- What you are asked to do:
All of the data needs to come back exactly as written.

- Data to examine:
....................
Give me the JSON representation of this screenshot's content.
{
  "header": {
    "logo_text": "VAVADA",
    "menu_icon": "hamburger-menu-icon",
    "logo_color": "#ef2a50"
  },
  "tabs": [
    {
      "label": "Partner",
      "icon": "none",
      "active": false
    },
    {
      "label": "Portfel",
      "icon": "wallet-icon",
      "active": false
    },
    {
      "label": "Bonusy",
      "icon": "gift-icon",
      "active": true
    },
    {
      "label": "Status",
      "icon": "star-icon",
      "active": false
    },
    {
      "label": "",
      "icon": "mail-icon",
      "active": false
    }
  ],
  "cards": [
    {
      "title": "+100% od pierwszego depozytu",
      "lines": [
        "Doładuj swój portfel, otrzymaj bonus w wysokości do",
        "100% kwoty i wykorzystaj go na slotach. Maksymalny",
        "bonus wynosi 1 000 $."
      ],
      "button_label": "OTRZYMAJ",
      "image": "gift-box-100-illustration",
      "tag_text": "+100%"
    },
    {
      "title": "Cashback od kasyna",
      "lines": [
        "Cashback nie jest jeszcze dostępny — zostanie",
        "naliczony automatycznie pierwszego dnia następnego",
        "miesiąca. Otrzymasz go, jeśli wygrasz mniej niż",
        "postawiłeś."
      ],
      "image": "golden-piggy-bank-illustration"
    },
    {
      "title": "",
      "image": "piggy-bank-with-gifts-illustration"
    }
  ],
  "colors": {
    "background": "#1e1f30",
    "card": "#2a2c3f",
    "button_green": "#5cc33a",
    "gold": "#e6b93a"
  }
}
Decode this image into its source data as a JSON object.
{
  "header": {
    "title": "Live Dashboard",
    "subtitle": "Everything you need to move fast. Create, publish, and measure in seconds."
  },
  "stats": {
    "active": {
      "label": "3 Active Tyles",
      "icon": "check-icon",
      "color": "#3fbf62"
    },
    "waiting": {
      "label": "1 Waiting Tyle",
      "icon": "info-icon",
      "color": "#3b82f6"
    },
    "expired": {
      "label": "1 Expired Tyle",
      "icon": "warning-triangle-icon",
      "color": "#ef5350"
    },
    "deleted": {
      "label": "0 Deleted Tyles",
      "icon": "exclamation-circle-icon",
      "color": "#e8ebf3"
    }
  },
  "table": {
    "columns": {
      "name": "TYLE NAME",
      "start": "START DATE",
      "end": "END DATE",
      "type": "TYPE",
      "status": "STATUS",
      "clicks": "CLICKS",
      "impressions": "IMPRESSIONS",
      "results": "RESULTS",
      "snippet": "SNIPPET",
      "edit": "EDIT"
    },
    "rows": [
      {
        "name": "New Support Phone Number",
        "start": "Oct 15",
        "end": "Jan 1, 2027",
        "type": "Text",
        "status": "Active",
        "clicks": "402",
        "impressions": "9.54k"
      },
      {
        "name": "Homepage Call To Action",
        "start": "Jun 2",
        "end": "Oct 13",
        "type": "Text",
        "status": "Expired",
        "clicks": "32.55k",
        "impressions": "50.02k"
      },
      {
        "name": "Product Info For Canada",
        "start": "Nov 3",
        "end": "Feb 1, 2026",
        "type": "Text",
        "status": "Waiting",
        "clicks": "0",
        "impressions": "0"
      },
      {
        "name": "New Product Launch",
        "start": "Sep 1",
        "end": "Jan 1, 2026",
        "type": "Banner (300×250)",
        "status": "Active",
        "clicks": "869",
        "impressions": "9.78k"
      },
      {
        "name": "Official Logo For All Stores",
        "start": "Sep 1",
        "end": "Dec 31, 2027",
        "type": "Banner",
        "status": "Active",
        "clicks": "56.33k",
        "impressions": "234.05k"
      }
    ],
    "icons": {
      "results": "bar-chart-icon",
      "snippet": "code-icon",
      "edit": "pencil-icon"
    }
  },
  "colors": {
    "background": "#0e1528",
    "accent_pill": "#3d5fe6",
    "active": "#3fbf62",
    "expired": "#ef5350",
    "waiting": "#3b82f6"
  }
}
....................
- Solution for this task:
Give me the JSON representation of this screenshot's content.
{
  "header": {
    "logo_text": "VAVADA",
    "menu_icon": "hamburger-menu-icon",
    "logo_color": "#ef2a50"
  },
  "tabs": [
    {
      "label": "Partner",
      "icon": "none",
      "active": false
    },
    {
      "label": "Portfel",
      "icon": "wallet-icon",
      "active": false
    },
    {
      "label": "Bonusy",
      "icon": "gift-icon",
      "active": true
    },
    {
      "label": "Status",
      "icon": "star-icon",
      "active": false
    },
    {
      "label": "",
      "icon": "mail-icon",
      "active": false
    }
  ],
  "cards": [
    {
      "title": "+100% od pierwszego depozytu",
      "lines": [
        "Doładuj swój portfel, otrzymaj bonus w wysokości do",
        "100% kwoty i wykorzystaj go na slotach. Maksymalny",
        "bonus wynosi 1 000 $."
      ],
      "button_label": "OTRZYMAJ",
      "image": "gift-box-100-illustration",
      "tag_text": "+100%"
    },
    {
      "title": "Cashback od kasyna",
      "lines": [
        "Cashback nie jest jeszcze dostępny — zostanie",
        "naliczony automatycznie pierwszego dnia następnego",
        "miesiąca. Otrzymasz go, jeśli wygrasz mniej niż",
        "postawiłeś."
      ],
      "image": "golden-piggy-bank-illustration"
    },
    {
      "title": "",
      "image": "piggy-bank-with-gifts-illustration"
    }
  ],
  "colors": {
    "background": "#1e1f30",
    "card": "#2a2c3f",
    "button_green": "#5cc33a",
    "gold": "#e6b93a"
  }
}
Decode this image into its source data as a JSON object.
{
  "header": {
    "title": "Live Dashboard",
    "subtitle": "Everything you need to move fast. Create, publish, and measure in seconds."
  },
  "stats": {
    "active": {
      "label": "3 Active Tyles",
      "icon": "check-icon",
      "color": "#3fbf62"
    },
    "waiting": {
      "label": "1 Waiting Tyle",
      "icon": "info-icon",
      "color": "#3b82f6"
    },
    "expired": {
      "label": "1 Expired Tyle",
      "icon": "warning-triangle-icon",
      "color": "#ef5350"
    },
    "deleted": {
      "label": "0 Deleted Tyles",
      "icon": "exclamation-circle-icon",
      "color": "#e8ebf3"
    }
  },
  "table": {
    "columns": {
      "name": "TYLE NAME",
      "start": "START DATE",
      "end": "END DATE",
      "type": "TYPE",
      "status": "STATUS",
      "clicks": "CLICKS",
      "impressions": "IMPRESSIONS",
      "results": "RESULTS",
      "snippet": "SNIPPET",
      "edit": "EDIT"
    },
    "rows": [
      {
        "name": "New Support Phone Number",
        "start": "Oct 15",
        "end": "Jan 1, 2027",
        "type": "Text",
        "status": "Active",
        "clicks": "402",
        "impressions": "9.54k"
      },
      {
        "name": "Homepage Call To Action",
        "start": "Jun 2",
        "end": "Oct 13",
        "type": "Text",
        "status": "Expired",
        "clicks": "32.55k",
        "impressions": "50.02k"
      },
      {
        "name": "Product Info For Canada",
        "start": "Nov 3",
        "end": "Feb 1, 2026",
        "type": "Text",
        "status": "Waiting",
        "clicks": "0",
        "impressions": "0"
      },
      {
        "name": "New Product Launch",
        "start": "Sep 1",
        "end": "Jan 1, 2026",
        "type": "Banner (300×250)",
        "status": "Active",
        "clicks": "869",
        "impressions": "9.78k"
      },
      {
        "name": "Official Logo For All Stores",
        "start": "Sep 1",
        "end": "Dec 31, 2027",
        "type": "Banner",
        "status": "Active",
        "clicks": "56.33k",
        "impressions": "234.05k"
      }
    ],
    "icons": {
      "results": "bar-chart-icon",
      "snippet": "code-icon",
      "edit": "pencil-icon"
    }
  },
  "colors": {
    "background": "#0e1528",
    "accent_pill": "#3d5fe6",
    "active": "#3fbf62",
    "expired": "#ef5350",
    "waiting": "#3b82f6"
  }
}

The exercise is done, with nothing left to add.